TASK GOAL -
Every line below that holds the string "Drawing" must be copied.

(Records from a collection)
══════════════════════════════

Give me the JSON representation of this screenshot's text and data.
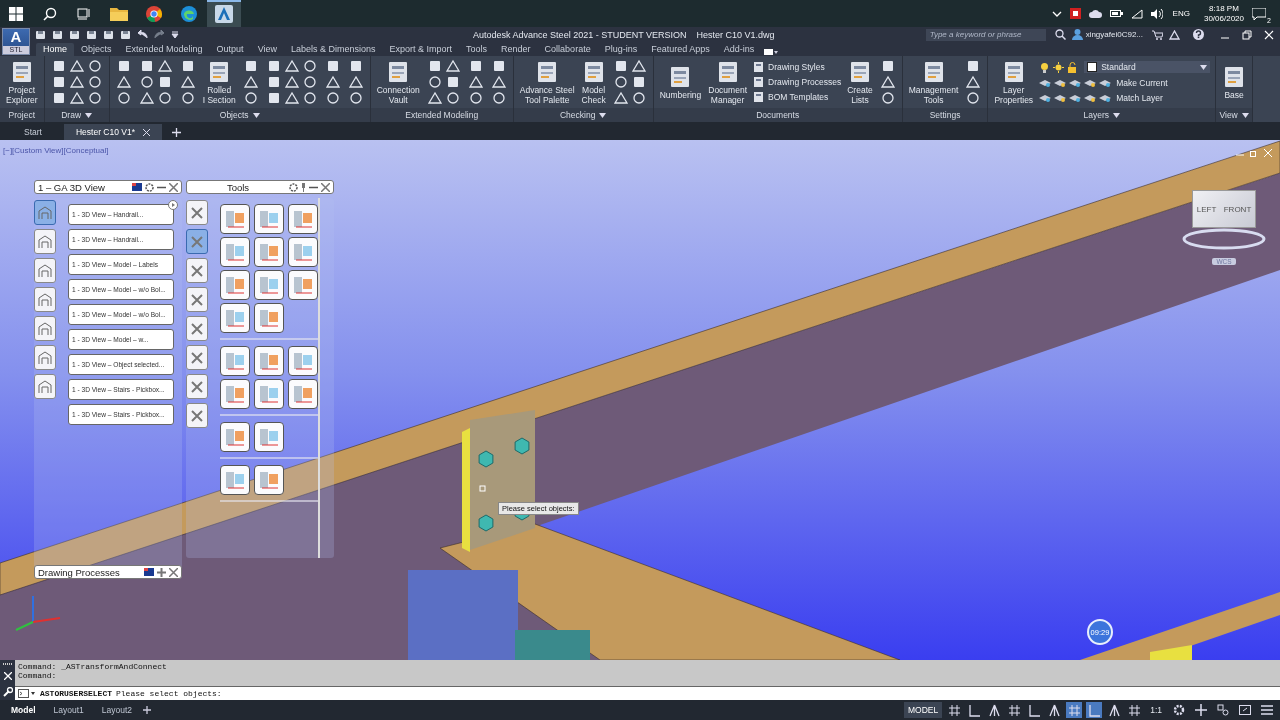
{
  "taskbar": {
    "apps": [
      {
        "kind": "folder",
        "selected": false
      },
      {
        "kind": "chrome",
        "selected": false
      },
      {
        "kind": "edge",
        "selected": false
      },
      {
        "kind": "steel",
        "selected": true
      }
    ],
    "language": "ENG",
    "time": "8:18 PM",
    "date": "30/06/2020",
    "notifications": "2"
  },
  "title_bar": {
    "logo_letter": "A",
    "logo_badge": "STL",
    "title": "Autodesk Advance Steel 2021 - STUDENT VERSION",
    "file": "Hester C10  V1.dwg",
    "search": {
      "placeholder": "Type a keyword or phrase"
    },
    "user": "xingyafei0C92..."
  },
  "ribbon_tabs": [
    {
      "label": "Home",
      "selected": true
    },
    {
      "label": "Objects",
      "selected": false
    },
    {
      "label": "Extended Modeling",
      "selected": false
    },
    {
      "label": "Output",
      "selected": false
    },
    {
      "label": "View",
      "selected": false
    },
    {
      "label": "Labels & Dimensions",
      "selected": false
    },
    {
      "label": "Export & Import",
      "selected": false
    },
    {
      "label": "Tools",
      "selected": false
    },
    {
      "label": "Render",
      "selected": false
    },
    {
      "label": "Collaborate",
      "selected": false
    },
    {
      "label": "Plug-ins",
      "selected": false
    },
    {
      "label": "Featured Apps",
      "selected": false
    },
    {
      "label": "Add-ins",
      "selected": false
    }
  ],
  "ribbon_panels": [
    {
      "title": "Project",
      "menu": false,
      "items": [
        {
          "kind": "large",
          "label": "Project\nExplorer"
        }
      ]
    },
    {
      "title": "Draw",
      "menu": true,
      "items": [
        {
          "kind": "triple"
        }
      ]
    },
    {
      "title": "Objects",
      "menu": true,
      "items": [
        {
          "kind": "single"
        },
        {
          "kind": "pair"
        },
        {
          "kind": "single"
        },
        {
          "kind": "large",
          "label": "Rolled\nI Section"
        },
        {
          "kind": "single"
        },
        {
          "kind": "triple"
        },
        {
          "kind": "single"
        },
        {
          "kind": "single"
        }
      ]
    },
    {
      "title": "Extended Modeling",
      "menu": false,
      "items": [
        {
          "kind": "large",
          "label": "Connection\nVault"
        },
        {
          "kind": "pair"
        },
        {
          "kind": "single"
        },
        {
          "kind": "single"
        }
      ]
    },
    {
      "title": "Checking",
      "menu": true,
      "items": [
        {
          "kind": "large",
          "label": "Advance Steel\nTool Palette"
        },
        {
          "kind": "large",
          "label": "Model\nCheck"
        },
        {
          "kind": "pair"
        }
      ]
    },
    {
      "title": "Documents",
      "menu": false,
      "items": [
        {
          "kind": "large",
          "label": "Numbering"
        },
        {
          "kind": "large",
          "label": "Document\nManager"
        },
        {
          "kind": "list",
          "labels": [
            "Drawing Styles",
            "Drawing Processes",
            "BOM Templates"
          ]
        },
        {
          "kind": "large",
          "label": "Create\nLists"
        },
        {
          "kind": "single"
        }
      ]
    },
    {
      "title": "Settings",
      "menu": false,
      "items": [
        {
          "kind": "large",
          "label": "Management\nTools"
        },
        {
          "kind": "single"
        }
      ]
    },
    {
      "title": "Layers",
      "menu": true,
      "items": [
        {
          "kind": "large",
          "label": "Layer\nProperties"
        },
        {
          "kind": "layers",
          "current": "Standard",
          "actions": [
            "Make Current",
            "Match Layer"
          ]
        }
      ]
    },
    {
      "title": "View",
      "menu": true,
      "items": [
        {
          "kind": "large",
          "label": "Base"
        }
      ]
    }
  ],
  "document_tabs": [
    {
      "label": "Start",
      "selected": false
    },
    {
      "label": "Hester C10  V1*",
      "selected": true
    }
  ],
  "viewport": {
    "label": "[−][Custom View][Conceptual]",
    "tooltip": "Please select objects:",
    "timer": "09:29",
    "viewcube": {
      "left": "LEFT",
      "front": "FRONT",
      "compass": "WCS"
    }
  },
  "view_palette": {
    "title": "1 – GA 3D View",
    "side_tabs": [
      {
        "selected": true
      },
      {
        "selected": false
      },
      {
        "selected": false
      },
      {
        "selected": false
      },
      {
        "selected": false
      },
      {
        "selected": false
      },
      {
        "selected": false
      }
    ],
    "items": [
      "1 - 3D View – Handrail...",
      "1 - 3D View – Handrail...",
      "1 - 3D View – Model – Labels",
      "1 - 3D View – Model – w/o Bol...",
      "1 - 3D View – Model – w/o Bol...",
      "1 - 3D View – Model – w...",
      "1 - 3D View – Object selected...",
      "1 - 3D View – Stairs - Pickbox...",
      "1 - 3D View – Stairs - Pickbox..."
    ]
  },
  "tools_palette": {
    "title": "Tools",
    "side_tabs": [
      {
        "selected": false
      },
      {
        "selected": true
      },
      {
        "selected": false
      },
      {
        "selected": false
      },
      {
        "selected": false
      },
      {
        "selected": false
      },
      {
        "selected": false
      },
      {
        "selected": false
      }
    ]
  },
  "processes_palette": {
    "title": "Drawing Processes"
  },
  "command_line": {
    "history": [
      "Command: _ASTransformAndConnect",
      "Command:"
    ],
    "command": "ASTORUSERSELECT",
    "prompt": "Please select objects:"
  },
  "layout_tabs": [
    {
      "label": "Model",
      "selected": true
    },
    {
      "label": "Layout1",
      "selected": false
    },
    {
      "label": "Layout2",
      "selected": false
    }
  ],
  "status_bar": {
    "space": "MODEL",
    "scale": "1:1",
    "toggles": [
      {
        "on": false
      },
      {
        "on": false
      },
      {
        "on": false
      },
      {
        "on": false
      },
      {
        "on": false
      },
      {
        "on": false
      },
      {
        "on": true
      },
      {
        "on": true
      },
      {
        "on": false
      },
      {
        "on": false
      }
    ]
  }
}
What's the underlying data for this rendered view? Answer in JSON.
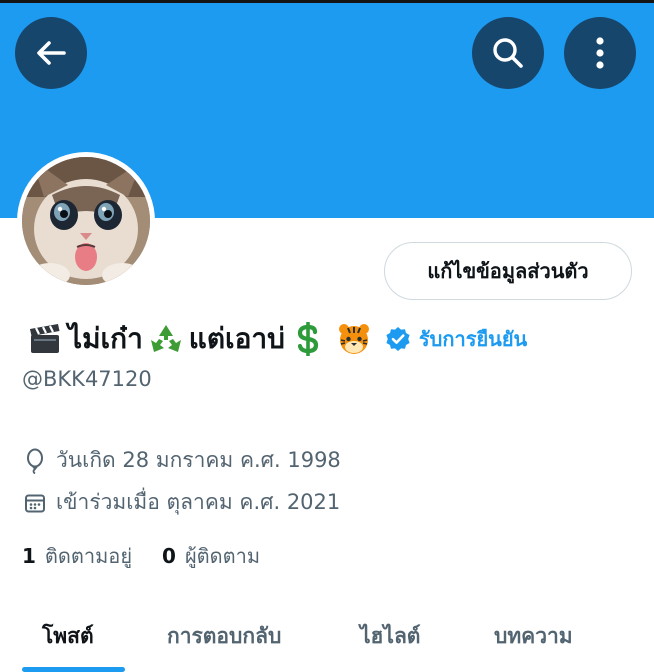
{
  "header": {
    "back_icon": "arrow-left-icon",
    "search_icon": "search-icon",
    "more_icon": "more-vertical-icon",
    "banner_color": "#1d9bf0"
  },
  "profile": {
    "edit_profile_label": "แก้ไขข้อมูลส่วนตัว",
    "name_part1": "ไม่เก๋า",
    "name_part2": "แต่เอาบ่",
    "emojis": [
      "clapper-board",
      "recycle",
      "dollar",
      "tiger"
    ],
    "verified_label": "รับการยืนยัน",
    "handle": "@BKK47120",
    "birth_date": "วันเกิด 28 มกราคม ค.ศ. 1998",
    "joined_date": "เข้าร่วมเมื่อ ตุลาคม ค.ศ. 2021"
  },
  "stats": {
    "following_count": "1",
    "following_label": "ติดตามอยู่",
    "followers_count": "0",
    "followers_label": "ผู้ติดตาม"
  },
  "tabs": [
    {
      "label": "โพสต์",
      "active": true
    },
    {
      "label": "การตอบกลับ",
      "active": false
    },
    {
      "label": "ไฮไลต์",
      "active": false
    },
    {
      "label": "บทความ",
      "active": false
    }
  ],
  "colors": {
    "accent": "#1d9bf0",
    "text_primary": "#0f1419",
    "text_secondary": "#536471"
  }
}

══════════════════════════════

EXERCISE OUTPUT -
            "Drawing Styles",
            "Drawing Processes",
    "title": "Drawing Processes"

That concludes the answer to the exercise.